Loaiza-bonilla A, Bonilla-reyes P A (September 24, 2017) Somatostatin Receptor Avidity in Gastrointestinal Stromal Tumors: Theranostic Implications of Gallium-68 Scan and Eligibility for Peptide Receptor Radionuclide Therapy.

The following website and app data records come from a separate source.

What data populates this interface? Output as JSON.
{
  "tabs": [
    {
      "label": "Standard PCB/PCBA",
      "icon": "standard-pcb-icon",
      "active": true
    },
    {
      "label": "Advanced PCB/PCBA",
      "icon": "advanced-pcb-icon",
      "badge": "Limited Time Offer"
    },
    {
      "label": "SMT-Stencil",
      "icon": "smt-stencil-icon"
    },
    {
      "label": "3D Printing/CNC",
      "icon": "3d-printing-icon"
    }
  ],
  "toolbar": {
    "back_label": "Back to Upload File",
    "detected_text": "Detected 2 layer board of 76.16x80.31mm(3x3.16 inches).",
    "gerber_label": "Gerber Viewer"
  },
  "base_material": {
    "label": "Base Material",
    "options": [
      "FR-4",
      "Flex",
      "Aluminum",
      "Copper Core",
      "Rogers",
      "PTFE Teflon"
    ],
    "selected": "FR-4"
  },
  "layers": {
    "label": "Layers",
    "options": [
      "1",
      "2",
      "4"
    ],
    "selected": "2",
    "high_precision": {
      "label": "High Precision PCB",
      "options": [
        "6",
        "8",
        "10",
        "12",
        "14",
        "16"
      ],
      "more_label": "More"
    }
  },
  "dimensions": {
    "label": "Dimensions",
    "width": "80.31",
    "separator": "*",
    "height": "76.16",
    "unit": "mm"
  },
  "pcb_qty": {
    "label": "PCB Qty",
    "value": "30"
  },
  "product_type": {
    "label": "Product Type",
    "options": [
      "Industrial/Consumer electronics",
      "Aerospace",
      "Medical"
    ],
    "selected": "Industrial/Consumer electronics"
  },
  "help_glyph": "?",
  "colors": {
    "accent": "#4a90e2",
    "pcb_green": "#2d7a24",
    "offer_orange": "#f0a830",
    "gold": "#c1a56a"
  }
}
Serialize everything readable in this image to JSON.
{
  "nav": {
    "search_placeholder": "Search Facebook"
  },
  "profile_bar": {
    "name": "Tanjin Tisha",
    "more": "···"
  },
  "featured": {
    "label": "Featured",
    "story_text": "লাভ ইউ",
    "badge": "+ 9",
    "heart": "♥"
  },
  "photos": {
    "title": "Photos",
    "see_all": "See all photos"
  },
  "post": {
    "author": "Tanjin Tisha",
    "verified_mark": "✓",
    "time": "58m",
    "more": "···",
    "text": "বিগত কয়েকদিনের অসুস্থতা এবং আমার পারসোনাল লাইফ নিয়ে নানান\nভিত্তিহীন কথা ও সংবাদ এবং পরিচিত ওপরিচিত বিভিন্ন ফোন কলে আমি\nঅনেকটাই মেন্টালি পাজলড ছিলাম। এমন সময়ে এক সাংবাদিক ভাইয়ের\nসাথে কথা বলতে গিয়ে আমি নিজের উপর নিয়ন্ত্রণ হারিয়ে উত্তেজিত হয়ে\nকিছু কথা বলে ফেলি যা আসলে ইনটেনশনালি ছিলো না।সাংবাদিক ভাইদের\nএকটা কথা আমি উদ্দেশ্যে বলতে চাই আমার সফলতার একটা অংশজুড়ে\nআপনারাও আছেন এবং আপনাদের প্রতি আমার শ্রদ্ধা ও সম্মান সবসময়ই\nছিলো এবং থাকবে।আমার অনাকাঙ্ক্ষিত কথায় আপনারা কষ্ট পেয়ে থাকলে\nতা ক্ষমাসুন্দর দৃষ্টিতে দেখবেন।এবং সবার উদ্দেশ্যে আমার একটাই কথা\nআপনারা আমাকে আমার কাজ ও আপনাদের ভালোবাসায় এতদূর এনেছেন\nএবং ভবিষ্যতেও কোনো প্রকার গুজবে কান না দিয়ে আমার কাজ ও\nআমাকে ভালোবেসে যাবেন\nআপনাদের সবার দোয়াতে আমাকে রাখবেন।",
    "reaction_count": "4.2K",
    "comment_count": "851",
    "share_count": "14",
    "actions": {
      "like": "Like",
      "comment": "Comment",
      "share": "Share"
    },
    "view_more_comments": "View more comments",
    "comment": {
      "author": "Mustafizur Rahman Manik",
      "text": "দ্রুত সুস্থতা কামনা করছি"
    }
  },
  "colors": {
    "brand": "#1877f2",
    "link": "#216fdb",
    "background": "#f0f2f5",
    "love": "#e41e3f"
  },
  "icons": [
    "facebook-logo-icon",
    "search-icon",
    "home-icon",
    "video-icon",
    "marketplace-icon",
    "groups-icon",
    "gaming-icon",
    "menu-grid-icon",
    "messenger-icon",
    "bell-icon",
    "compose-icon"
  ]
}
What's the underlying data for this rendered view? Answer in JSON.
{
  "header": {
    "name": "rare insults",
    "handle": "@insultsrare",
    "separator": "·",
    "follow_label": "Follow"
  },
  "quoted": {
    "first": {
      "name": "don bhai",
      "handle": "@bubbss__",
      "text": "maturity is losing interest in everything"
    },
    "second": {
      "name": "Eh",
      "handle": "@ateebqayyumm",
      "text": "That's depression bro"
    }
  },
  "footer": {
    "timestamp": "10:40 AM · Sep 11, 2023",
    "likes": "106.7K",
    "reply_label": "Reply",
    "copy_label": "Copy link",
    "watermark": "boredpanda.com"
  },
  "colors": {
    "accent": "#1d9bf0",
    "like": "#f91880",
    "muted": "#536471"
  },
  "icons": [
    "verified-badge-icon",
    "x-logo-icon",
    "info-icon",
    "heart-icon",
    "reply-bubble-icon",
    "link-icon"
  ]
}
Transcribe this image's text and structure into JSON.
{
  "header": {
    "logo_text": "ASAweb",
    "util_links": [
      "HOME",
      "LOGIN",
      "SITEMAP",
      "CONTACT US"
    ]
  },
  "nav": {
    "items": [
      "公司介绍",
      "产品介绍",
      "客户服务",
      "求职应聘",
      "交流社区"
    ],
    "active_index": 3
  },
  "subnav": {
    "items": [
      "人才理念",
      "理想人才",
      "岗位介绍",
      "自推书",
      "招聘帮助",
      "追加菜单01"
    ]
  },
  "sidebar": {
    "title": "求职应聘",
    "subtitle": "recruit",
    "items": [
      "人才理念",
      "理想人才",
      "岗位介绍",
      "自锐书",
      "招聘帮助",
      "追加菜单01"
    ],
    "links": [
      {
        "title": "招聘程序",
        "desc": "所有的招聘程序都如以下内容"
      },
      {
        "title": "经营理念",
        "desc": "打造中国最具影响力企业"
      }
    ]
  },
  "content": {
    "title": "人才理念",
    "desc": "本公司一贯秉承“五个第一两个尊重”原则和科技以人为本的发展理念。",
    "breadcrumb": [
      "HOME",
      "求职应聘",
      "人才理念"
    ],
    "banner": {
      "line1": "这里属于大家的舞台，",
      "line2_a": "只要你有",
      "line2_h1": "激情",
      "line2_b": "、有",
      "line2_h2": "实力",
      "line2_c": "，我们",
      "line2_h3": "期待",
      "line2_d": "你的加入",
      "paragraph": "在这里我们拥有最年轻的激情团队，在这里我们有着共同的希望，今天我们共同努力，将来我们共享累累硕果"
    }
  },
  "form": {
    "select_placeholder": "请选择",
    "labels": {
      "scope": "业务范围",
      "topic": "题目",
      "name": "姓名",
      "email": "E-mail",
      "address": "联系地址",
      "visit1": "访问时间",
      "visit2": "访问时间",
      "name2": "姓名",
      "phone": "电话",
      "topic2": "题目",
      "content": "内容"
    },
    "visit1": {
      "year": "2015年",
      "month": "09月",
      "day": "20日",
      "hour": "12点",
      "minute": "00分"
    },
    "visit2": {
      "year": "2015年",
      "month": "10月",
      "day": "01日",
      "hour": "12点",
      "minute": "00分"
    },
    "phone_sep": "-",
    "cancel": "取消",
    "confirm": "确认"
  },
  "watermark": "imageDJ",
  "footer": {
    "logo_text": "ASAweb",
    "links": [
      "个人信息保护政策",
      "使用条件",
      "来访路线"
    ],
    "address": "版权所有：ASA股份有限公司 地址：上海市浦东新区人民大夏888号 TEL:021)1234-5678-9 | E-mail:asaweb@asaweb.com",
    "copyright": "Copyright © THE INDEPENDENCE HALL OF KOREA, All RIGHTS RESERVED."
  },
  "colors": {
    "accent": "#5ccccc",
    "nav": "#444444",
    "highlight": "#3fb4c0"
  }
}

Cureus 9(9): e1710. doi:10.7759/cureus.1710
Received by Cureus: July 31, 2017
Peer review began: September 02, 2017
Peer review concluded: September 18, 2017
Published: September 24, 2017
© Copyright 2017
Loaiza-Bonilla et al. This is an open access article distributed under the terms of the Creative Commons Attribution License CC-BY 3.0., which permits unrestricted use, distribution, and reproduction in any medium, provided the original author and source are credited.
This is an open access article distributed under the terms of the Creative Commons Attribution License, which permits unrestricted use, distribution, and reproduction in any medium, provided the original author and source are credited.